“She really didn’t have any energy and she didn’t eat up in the morning and I decided to scratch her,” Grams said. “She had a little heat in one of her feet, but she just didn’t act right this morning. I didn’t want to lean on to make this race and I know she’ll be fine.”
Grams had indicated previously that he would have little trouble bypassing the Down Town Allen and waiting for the $50,000 Fancy Buckles Stakes on May 21. Grams owned and trained Fancy Buckles and Moonlit Song won the one-turn stakes race last year at age three.
“I wanted to run her here and see if she could handle the track and the local mares,” Robb said, bypassing a possible start in the $100,000 Primonetta Stakes at Laurel that same afternoon. Robb also intimated that he intends to aim Anna’s Bandit for the Cavada over the Charles Town strip later this fall. He had mixed emotions about the late withdrawal of Moonlit Song, but much praise for Perez who has guided her to four straight victories.

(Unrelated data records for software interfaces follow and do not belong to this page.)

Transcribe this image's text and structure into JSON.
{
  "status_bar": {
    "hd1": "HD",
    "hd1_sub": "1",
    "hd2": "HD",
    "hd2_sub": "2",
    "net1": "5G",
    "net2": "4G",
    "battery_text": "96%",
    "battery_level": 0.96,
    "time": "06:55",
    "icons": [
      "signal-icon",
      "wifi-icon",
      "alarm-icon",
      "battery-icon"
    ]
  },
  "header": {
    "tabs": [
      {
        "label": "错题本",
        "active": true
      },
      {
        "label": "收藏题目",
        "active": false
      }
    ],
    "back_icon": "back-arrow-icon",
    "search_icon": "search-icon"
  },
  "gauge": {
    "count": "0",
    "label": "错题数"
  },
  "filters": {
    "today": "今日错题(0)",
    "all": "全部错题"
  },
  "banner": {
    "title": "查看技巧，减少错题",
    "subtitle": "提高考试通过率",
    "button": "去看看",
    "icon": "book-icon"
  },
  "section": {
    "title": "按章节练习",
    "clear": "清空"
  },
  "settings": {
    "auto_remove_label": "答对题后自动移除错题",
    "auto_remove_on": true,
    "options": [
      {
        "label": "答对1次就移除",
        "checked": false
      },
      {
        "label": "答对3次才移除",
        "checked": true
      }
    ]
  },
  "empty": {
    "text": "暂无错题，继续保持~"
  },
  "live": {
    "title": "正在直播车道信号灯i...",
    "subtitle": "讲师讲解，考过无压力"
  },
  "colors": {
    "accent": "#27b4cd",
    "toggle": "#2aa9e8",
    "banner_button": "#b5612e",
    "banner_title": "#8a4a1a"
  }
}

“She’s not really a big filly, so I wasn’t that concerned about her going two turns,” Perez said. “She’s got enough early speed to be in the race early. I wanted to sit just behind those two local fillies and then see what she could do going into the far turn. She made the lead easily and then ducked away from the [starting] gate [in the infield] a little bit. But when she got past the gate she really finished up strong. Wherever she goes next, that’s where I’m going to go.”
Several races earlier on the card, Follow the Notion (Jose Montano) displayed his usual late kick when he rallied from well off the early pace and overhauled 3-5 favorite North Atlantic in the final 100 yards to capture the inaugural running of the $35,000 Lucy’s Bob Boy Stakes for state-bred older males. A seven-year-old Great Notion gelding owned, bred and trained by Gary Williams, Jr., Follow the Notion recorded his third straight victory and now owns a solid 8-4-4 slate and nearly $200,000 banked from 26 lifetime tries after getting the seven panels in 1:27.04.
“After the way he raced his last two starts, I didn’t think he could get beat,” Williams said. “He won those last two races so easily. I told anyone that asked they could go to the bank and bet him. He’s even better this year than he was when he won the Onion Juice [in 2016]. His rider wants to skip the Onion Juice this year and go in the Classic again. I asked him if he wanted to pass on a sure $60,000 and he said we should go for the big race in the fall. There’s just not a lot for him until the stakes races later this summer, so I’m not sure where he’ll go next.”
One earlier on the card, Noblame (J.D. Acosta) and 4-5 favorite Late Night Pow Wow (Fredy Peltrouche) virtually staged a match race from the outset and through the far turn and well into the stretch where Noblame finally emerged victorious following the prolonged duel. A sophomore daughter of Blame trained by Joe Sharp for owners Wayne Sanders and Larry Hirsch, Noblame ended a three-race skid by capturing the $50,000-added It’s Binn Too Long Stakes in 53.87 for the 4 12/-furlongs for her second stakes tally and fourth win in seven career outings.
Late Night Pow Wow was a gritty second in her stakes debut and did little harm to her reputation while suffering the first setback in her brief, three-race career. Bound to Windsor (Christian Hiraldo), the talented Casey homebred filly who bested William and Mary last fall in the split West Virginia Futurity, settled for third in her seasonal debut. Last fall she had also upset Noblame in the Triple Crown Nutrition BC then ended the campaign with stakes tallies in the West Virginia Futurity and the Eleanor Casey Memorial, those last three stakes scores going two turns here.